And as long as we're on trends--I'm slightly concerned by how much reality TV is becoming acceptable. Pop Idol and shows like that aren't something I really find entertaining, but I know loads of people who get caught up in it.

June 09, 1975
Just another Brick in the Wall?
JH: Darren, to show you I'm not only academic, or, maybe very academic... what is your all time favorite shock-moment in movies?

DR: The one thing that I always remember as being the most shocking is that double "jump" moment in AN AMERICAN WEREWOLF IN LONDON.

Summer 1978
How about another brick through your window, sir?
JH: Your favorite all time sci-fi film from The Isles?

DR: By "the Isles" I assume you mean Britain. I'm not really sure.

JH: Yes, that's what I mean.

DR: That's a tough question -- mainly because defining a British film is never that easy. For example a lot of films are made in the UK but financed by America--so they're British films that had to seek funding overseas because our country doesn't take filmmaking seriously any more.

My all time favorite sci-fi film of any nation though is probably something from my childhood.
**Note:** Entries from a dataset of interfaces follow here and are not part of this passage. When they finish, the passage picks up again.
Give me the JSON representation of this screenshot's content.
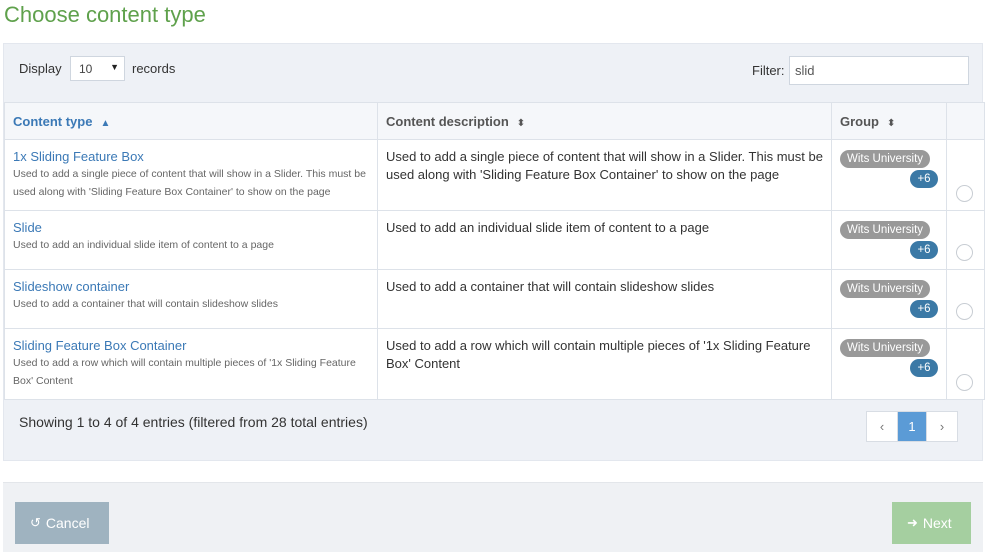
{
  "page": {
    "title": "Choose content type"
  },
  "controls": {
    "display_label": "Display",
    "page_length": "10",
    "records_label": "records",
    "filter_label": "Filter:",
    "filter_value": "slid"
  },
  "table": {
    "columns": [
      {
        "label": "Content type",
        "sort": "asc"
      },
      {
        "label": "Content description",
        "sort": "both"
      },
      {
        "label": "Group",
        "sort": "both"
      }
    ],
    "rows": [
      {
        "name": "1x Sliding Feature Box",
        "short_desc": "Used to add a single piece of content that will show in a Slider. This must be used along with 'Sliding Feature Box Container' to show on the page",
        "description": "Used to add a single piece of content that will show in a Slider. This must be used along with 'Sliding Feature Box Container' to show on the page",
        "group": "Wits University",
        "group_more": "+6"
      },
      {
        "name": "Slide",
        "short_desc": "Used to add an individual slide item of content to a page",
        "description": "Used to add an individual slide item of content to a page",
        "group": "Wits University",
        "group_more": "+6"
      },
      {
        "name": "Slideshow container",
        "short_desc": "Used to add a container that will contain slideshow slides",
        "description": "Used to add a container that will contain slideshow slides",
        "group": "Wits University",
        "group_more": "+6"
      },
      {
        "name": "Sliding Feature Box Container",
        "short_desc": "Used to add a row which will contain multiple pieces of '1x Sliding Feature Box' Content",
        "description": "Used to add a row which will contain multiple pieces of '1x Sliding Feature Box' Content",
        "group": "Wits University",
        "group_more": "+6"
      }
    ]
  },
  "info": {
    "text": "Showing 1 to 4 of 4 entries (filtered from 28 total entries)"
  },
  "pagination": {
    "prev": "‹",
    "current": "1",
    "next": "›"
  },
  "footer": {
    "cancel_label": "Cancel",
    "next_label": "Next"
  },
  "colors": {
    "title": "#5fa14c",
    "link": "#3b79b6",
    "badge_group": "#999999",
    "badge_count": "#3b79a6",
    "cancel_button": "#9fb3c0",
    "next_button": "#a5cfa0"
  },
  "icons": {
    "cancel": "undo-icon",
    "next": "arrow-right-icon"
  }
}
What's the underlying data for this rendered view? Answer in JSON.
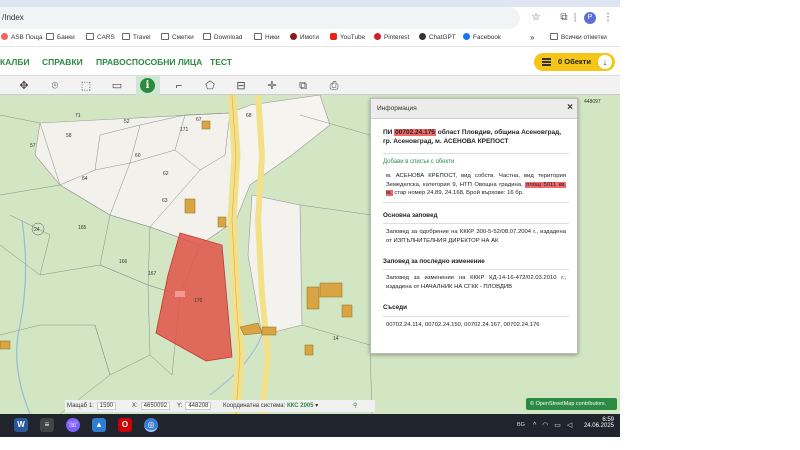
{
  "browser": {
    "url": "/Index",
    "profile_initial": "P",
    "bookmarks": [
      {
        "label": "ASB Пощa",
        "icon": "dot"
      },
      {
        "label": "Банки",
        "icon": "folder-icon"
      },
      {
        "label": "CARS",
        "icon": "folder-icon"
      },
      {
        "label": "Travel",
        "icon": "folder-icon"
      },
      {
        "label": "Сметки",
        "icon": "folder-icon"
      },
      {
        "label": "Download",
        "icon": "folder-icon"
      },
      {
        "label": "Ники",
        "icon": "folder-icon"
      },
      {
        "label": "Имоти",
        "icon": "dot"
      },
      {
        "label": "YouTube",
        "icon": "dot"
      },
      {
        "label": "Pinterest",
        "icon": "dot"
      },
      {
        "label": "ChatGPT",
        "icon": "dot"
      },
      {
        "label": "Facebook",
        "icon": "dot"
      }
    ],
    "more_bookmarks": "»",
    "all_bookmarks": "Всички отметки"
  },
  "menu": {
    "items": [
      "КАЛБИ",
      "СПРАВКИ",
      "ПРАВОСПОСОБНИ ЛИЦА",
      "ТЕСТ"
    ],
    "objects_label": "0 Обекти"
  },
  "toolbar": {
    "tools": [
      "pan-icon",
      "pin-icon",
      "rectangle-select-icon",
      "rectangle-icon",
      "info-icon",
      "corner-icon",
      "polygon-icon",
      "map-icon",
      "crosshair-icon",
      "export-icon",
      "print-icon"
    ]
  },
  "map": {
    "plot_labels": [
      "71",
      "52",
      "67",
      "68",
      "57",
      "58",
      "171",
      "60",
      "62",
      "64",
      "63",
      "24",
      "165",
      "166",
      "167",
      "176",
      "14",
      "448097"
    ]
  },
  "info": {
    "title": "Информация",
    "close": "×",
    "heading_prefix": "ПИ ",
    "heading_id": "00702.24.175",
    "heading_rest": " област Пловдив, община Асеновград, гр. Асеновград, м. АСЕНОВА КРЕПОСТ",
    "add_link": "Добави в списък с обекти",
    "desc_part1": "м. АСЕНОВА КРЕПОСТ, вид собств. Частна, вид територия Земеделска, категория 9, НТП Овощна градина, ",
    "desc_area": "площ 5011 кв. м,",
    "desc_part2": " стар номер 24.89, 24.168, Брой върхове: 16 бр.",
    "sections": [
      {
        "title": "Основна заповед",
        "body": "Заповед за одобрение на КККР 300-5-52/08.07.2004 г., издадена от ИЗПЪЛНИТЕЛНИЯ ДИРЕКТОР НА АК"
      },
      {
        "title": "Заповед за последно изменение",
        "body": "Заповед за изменение на КККР КД-14-16-472/02.03.2010 г., издадена от НАЧАЛНИК НА СГКК - ПЛОВДИВ"
      },
      {
        "title": "Съседи",
        "body": "00702.24.114, 00702.24.150, 00702.24.167, 00702.24.176"
      }
    ]
  },
  "status": {
    "scale_label": "Мащаб 1:",
    "scale_value": "1590",
    "x_label": "X:",
    "x_value": "4650092",
    "y_label": "Y:",
    "y_value": "448208",
    "crs_label": "Координатна система:",
    "crs_value": "ККС 2005",
    "osm_text": "© OpenStreetMap contributors."
  },
  "taskbar": {
    "lang": "BG",
    "time": "6:59",
    "date": "24.06.2025"
  },
  "colors": {
    "accent_green": "#2f8a43",
    "highlight_red": "#f06a6a",
    "parcel_red": "#e0534a",
    "objects_yellow": "#f5c518"
  }
}
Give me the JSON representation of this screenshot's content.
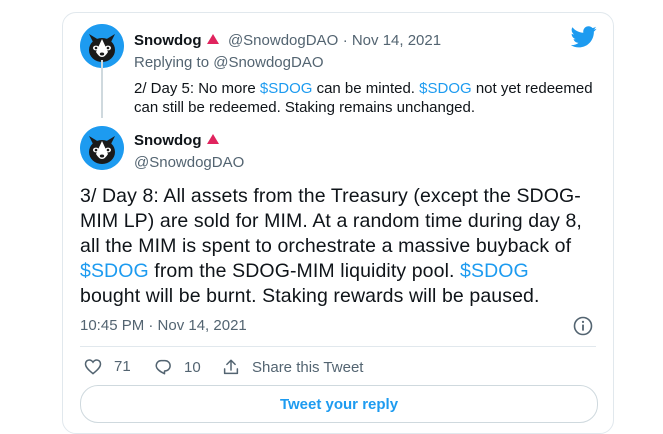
{
  "reply_tweet": {
    "author_name": "Snowdog",
    "author_handle": "@SnowdogDAO",
    "date": "· Nov 14, 2021",
    "replying_to_label": "Replying to",
    "replying_to_handle": "@SnowdogDAO",
    "text": {
      "p1": "2/ Day 5: No more ",
      "l1": "$SDOG",
      "p2": " can be minted. ",
      "l2": "$SDOG",
      "p3": " not yet redeemed",
      "p4": "can still be redeemed. Staking remains unchanged."
    }
  },
  "main_tweet": {
    "author_name": "Snowdog",
    "author_handle": "@SnowdogDAO",
    "text": {
      "line1": "3/ Day 8: All assets from the Treasury (except the SDOG-",
      "line2": "MIM LP) are sold for MIM. At a random time during day 8,",
      "line3": "all the MIM is spent to orchestrate a massive buyback of",
      "l1": "$SDOG",
      "p4": " from the SDOG-MIM liquidity pool. ",
      "l2": "$SDOG",
      "line5": "bought will be burnt. Staking rewards will be paused."
    },
    "timestamp": "10:45 PM · Nov 14, 2021",
    "likes": "71",
    "replies": "10",
    "share_label": "Share this Tweet"
  },
  "reply_button_label": "Tweet your reply",
  "colors": {
    "accent": "#1d9bf0",
    "badge": "#e0245e",
    "muted": "#536471"
  },
  "icons": [
    "twitter-bird-icon",
    "info-icon",
    "heart-icon",
    "reply-bubble-icon",
    "share-icon",
    "verified-triangle-icon"
  ]
}
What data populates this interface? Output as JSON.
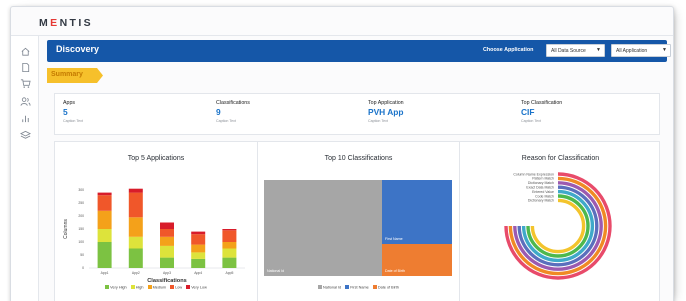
{
  "app": {
    "logo_pre": "M",
    "logo_accent": "E",
    "logo_post": "NTIS"
  },
  "sidebar": {
    "icons": [
      "home-icon",
      "document-icon",
      "cart-icon",
      "users-icon",
      "bar-chart-icon",
      "layers-icon"
    ]
  },
  "header": {
    "title": "Discovery",
    "choose_label": "Choose Application",
    "data_source_select": "All Data Source",
    "application_select": "All Application"
  },
  "summary": {
    "label": "Summary"
  },
  "kpis": [
    {
      "title": "Apps",
      "value": "5",
      "caption": "Caption Text"
    },
    {
      "title": "Classifications",
      "value": "9",
      "caption": "Caption Text"
    },
    {
      "title": "Top Application",
      "value": "PVH App",
      "caption": "Caption Text"
    },
    {
      "title": "Top Classification",
      "value": "CIF",
      "caption": "Caption Text"
    }
  ],
  "colors": {
    "header_blue": "#1557a8",
    "kpi_value_blue": "#1a73c9",
    "summary_tag": "#f6c02b"
  },
  "chart_data": [
    {
      "type": "bar",
      "stacked": true,
      "title": "Top 5 Applications",
      "xlabel": "Classifications",
      "ylabel": "Columns",
      "categories": [
        "App1",
        "App2",
        "App3",
        "App4",
        "App5"
      ],
      "yticks": [
        "0",
        "50",
        "100",
        "150",
        "200",
        "250",
        "300"
      ],
      "ylim": [
        0,
        300
      ],
      "grid": false,
      "legend_position": "bottom",
      "series": [
        {
          "name": "Very High",
          "color": "#7cc242",
          "values": [
            100,
            75,
            40,
            35,
            40
          ]
        },
        {
          "name": "High",
          "color": "#dde33b",
          "values": [
            50,
            45,
            45,
            25,
            35
          ]
        },
        {
          "name": "Medium",
          "color": "#f4a11a",
          "values": [
            70,
            75,
            35,
            30,
            25
          ]
        },
        {
          "name": "Low",
          "color": "#f0572a",
          "values": [
            60,
            95,
            30,
            40,
            45
          ]
        },
        {
          "name": "Very Low",
          "color": "#d81c2a",
          "values": [
            10,
            15,
            25,
            10,
            5
          ]
        }
      ]
    },
    {
      "type": "treemap",
      "title": "Top 10 Classifications",
      "legend_position": "bottom",
      "items": [
        {
          "name": "National Id",
          "color": "#a6a6a6",
          "value": 60
        },
        {
          "name": "First Name",
          "color": "#3d74c6",
          "value": 21
        },
        {
          "name": "Date of Birth",
          "color": "#ee7d31",
          "value": 19
        }
      ]
    },
    {
      "type": "radial_bar",
      "title": "Reason for Classification",
      "items": [
        {
          "name": "Column Name Expression",
          "color": "#e84b6a",
          "value": 100
        },
        {
          "name": "Pattern Match",
          "color": "#f08a24",
          "value": 100
        },
        {
          "name": "Dictionary Match",
          "color": "#9c5ab0",
          "value": 100
        },
        {
          "name": "Exact Data Match",
          "color": "#5b6fbd",
          "value": 100
        },
        {
          "name": "Entered Value",
          "color": "#3fa9c9",
          "value": 100
        },
        {
          "name": "Code Match",
          "color": "#4db84d",
          "value": 100
        },
        {
          "name": "Dictionary Match",
          "color": "#f3c42c",
          "value": 100
        }
      ]
    }
  ]
}
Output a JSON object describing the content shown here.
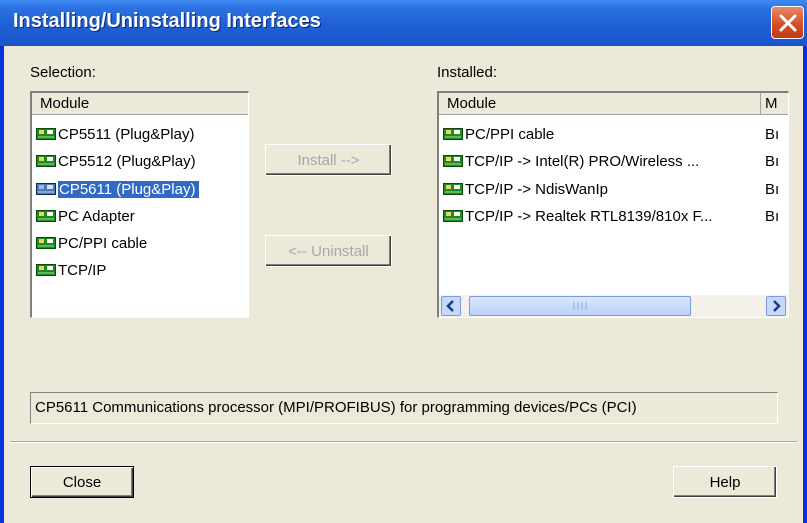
{
  "window": {
    "title": "Installing/Uninstalling Interfaces"
  },
  "selection": {
    "label": "Selection:",
    "column": "Module",
    "items": [
      {
        "label": "CP5511 (Plug&Play)",
        "selected": false
      },
      {
        "label": "CP5512 (Plug&Play)",
        "selected": false
      },
      {
        "label": "CP5611 (Plug&Play)",
        "selected": true
      },
      {
        "label": "PC Adapter",
        "selected": false
      },
      {
        "label": "PC/PPI cable",
        "selected": false
      },
      {
        "label": "TCP/IP",
        "selected": false
      }
    ]
  },
  "installed": {
    "label": "Installed:",
    "columns": [
      "Module",
      "M"
    ],
    "rows": [
      {
        "module": "PC/PPI cable",
        "col2": "Bı"
      },
      {
        "module": "TCP/IP -> Intel(R) PRO/Wireless ...",
        "col2": "Bı"
      },
      {
        "module": "TCP/IP -> NdisWanIp",
        "col2": "Bı"
      },
      {
        "module": "TCP/IP -> Realtek RTL8139/810x F...",
        "col2": "Bı"
      }
    ]
  },
  "buttons": {
    "install": "Install -->",
    "uninstall": "<-- Uninstall",
    "close": "Close",
    "help": "Help"
  },
  "description": "CP5611 Communications processor (MPI/PROFIBUS) for programming devices/PCs (PCI)",
  "icons": {
    "title_close": "close-icon",
    "module": "network-card-icon",
    "scroll_left": "arrow-left-icon",
    "scroll_right": "arrow-right-icon"
  },
  "colors": {
    "titlebar": "#1f5fd6",
    "selection": "#316ac5",
    "dialog": "#ece9d8"
  }
}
BACK TO THE FUTURE made a huge impact on me, so I think I'll choose that.

September 1982
Alien contact in Denmark
JH: Your favorite all time horror film from The Isles?

DR: I'm not a huge horror fan and haven't seen that much in the genre -- so all the usual suspects (I guess) I won't have seen. I remember finding BAD TASTE extremely funny, and rather shocking, when I was younger.

JH: You took a liking to our movie, CYXORK 7 (and that heartened us greatly even to be noticed); what do you look for in a movie? What do you respond to?

DR: The same as everyone, I guess, something that speaks to me... Something that offers something a little different and has been well constructed.

JH: As mentioned before, your noticing our movie was a mega-boost. What do you say to indie filmmakers working out there all over the world?

1992 - Orbit has been reached
DR: As a reviewer I don't think there's anything I can say--I'm either a filmmaker's best friend or worst enemy solely on how I respond to their film. And at the end of the day my opinion counts for nothing -- it's just my opinion. But if I had to give some advice (although who am I to do that?) it would be the same advice I'd give a writer. Stay true to yourself and your dreams. Never compromise and don't settle for second best.

JH: Ted Markland passed away this December last. Do you have any reflections on this veteran character actor's career?

DR: I wish I'd hassled you when CYXORK 7 was being promoted for access to Ted. He's had such an interesting career; I'd loved to have interviewed him. He's worked with some great people and been a part of some incredible films that it would have been interesting to hear some of his stories.

JH: Darren, if extra-terrestrials do actually reveal themselves to us broadly and generally on BBC and CNN this year, what space-alien film or TV episode-- in your experience-- will prove to be a template for that reality?
Glorious Rea-volution Part II

DR: Something like KNOWING where they won't have any interest in contacting world leaders or those in charge here on Earth. That won't mean anything to them. I doubt they'd be able to convey their
The Starter Home
intentions to us -- it would like humans trying to communicate with animals, no matter how much we try, they don't get what we're saying to them. So I'd guess that whatever reason they come to Earth for, they'd do or take what they want and either ignore us or take some of us away to experiment on. That's quite bleak isn't it? That probably speaks volumes about me!

JH: Darren, what will you do for yourself-- today-- that's just for you?

DR: Sadly, I'm a bit of a gaming fre
ak when I get the time. I'm hooked on the new CALL OF DUTY game. If anyone wants to join me online (on either PS3 or Xbox) then they can add my gamertag: Reviewgraveyard. Hopefully I'll see you online soon!

JH: Thank you, Darren. Over and out...

Connecting with Captain Rea
Remembering the First Contact